The approach to the city’s development had been top-down and siloed. The Department of Planning made decisions in isolation from other departments and especially local councils. This approach was not delivering a healthy, liveable, growing city.
Understanding why planning works the way it does in NSW has been part of our research agenda for ten years. What we have found, consistently, is a failure to invest real power and trust in those with the skills and mandate to make Sydney work.
The commission was not perfect, but it did make some progress towards breaking the silos between various authorities. Without a similar body that spans departments to deliver on the promise of more housing (or transport or hospitals or parks), the government is setting itself up to fail.
To demonstrate why, let’s unpack some of the challenges Sydney faces today.
Affordable housing in Sydney
Removing proper assessment processes and rushing through residential rezonings is guaranteed to create poorly designed and built housing. Speed will not increase affordability. It will, however, result in housing that is isolated, car-dependent, poorly insulated and under-serviced.
It is time the state government questioned its creed that “the market” will solve our housing crises. It needs to pay due attention to the inherent complexities of housing a growing population of more than 5 million people.
The City of Sydney is not Sydney
The one upside of the pandemic for cities is that people began to look at the neighbourhoods around them. Suburbs started to be seen as places to be, rather than viewed from the window of the family car.
This shift could finally lead to the entrenched, monocentric view of Sydney being challenged. Questioning of the supremacy of the CBD creates an opportunity for this city’s middle and outer suburbs to thrive.
Pushing this vision forward has always been an aspiration. The true realisation of decentralisation needs more than centralised decision-making.
Sydney grew up with the assumption of a universal need for access to the private car, and it shows.
While other cities in our position have started to challenge the car’s supremacy, our governments have continued to build freeways. We have invested in public transport infrastructure that goes places, but nowhere anyone really needs to go. The $26.6 billon Sydney West Metro, for example, connects Sydney’s two central business districts, but bypasses the residential hot spots just west of the Parramatta CBD.
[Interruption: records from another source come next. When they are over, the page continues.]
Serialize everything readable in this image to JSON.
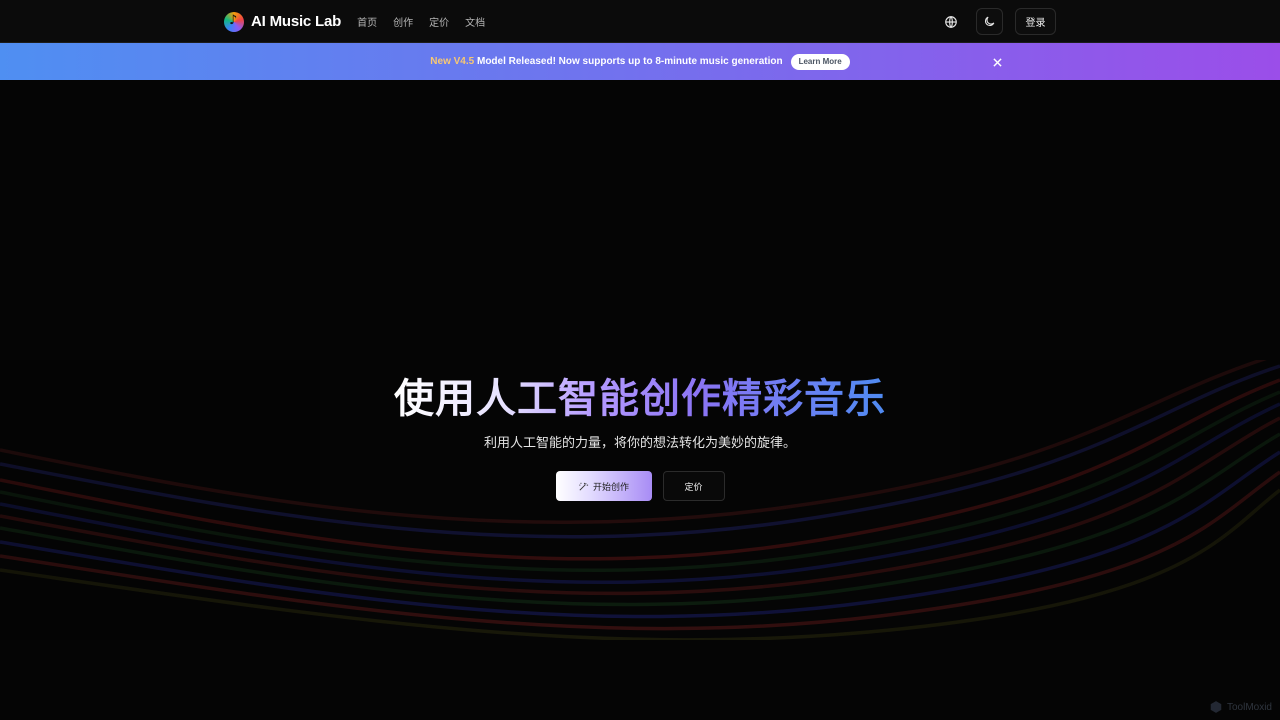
{
  "header": {
    "brand": "AI Music Lab",
    "nav": [
      "首页",
      "创作",
      "定价",
      "文档"
    ],
    "login": "登录",
    "icons": [
      "globe-icon",
      "moon-icon"
    ]
  },
  "banner": {
    "new_label": "New",
    "version": "V4.5",
    "message": "Model Released! Now supports up to 8-minute music generation",
    "learn_more": "Learn More",
    "close_icon": "close-icon"
  },
  "hero": {
    "title": "使用人工智能创作精彩音乐",
    "subtitle": "利用人工智能的力量，将你的想法转化为美妙的旋律。",
    "primary_button": "开始创作",
    "secondary_button": "定价"
  },
  "watermark": "ToolMoxid",
  "colors": {
    "background": "#050505",
    "banner_start": "#4f8ff2",
    "banner_end": "#9b4ee9",
    "accent_purple": "#8b74f4",
    "accent_blue": "#4f8bf2"
  }
}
Transport planning consistently fails to respond to the needs of the community it’s meant to serve. It is based on outdated notions such as the value of travel time, ignoring the fact people travel the way they do for multiple reasons. Comfort, convenience and habit will often come before a rational evaluation of whether it’s better to take the bus or the family car.
Furthermore, cost-benefit analyses fail to factor in the true costs and benefits of a sustainable transport system. The business case for investment in a bike network, for example, should include savings to the health system from increased physical activity. And more investment in roads adds to health costs resulting from diseases related to physical inactivity, such as heart disease.
Underpinning our housing, transport and connectivity woes is the fact that our planet is heating. The way we live today in cities like Sydney is both contributing to the problem and preventing the adaptations that need to happen.
Since being elected, the Minns government has stayed silent on the risks of climate change for Sydney. Yet making the transition to a more resilient city will require skill across layers of society, including active engagement with the community and business.
So, what next?
All of these problems will only be resolved when we delve deeply into complexity. We need to respond to the diversity of urban fabrics that together form the whole vast city.
Sydney matters – as a place to live, do business and visit. It needs to be cared for by a body with its interests as its mandate. The housing shortage, car dependency, entrenched monocentricity and the climate challenge demand more than top-down, simple solutions. Middle ground is needed, and that ground is rapidly being lost.
The solution is to take the politics and functions of city planning seriously. We need to better understand that the way our cities are planned and managed determines our ability to deal with the urgent problems we face.
Planning can help us adapt to hotter climates by ensuring we have well-insulated homes powered by renewable electricity and accessible green spaces nearby. Our cities can keep us healthy by providing clean environments and local opportunities for keeping physically active and making social connections. And, of course, we depend on our planning system to collaborate on solving the housing crisis.
But none of these things happen without investments – effective planning takes time, power and funding. And these resources are best allocated to city-wide institutions that know and care about Sydney as a whole.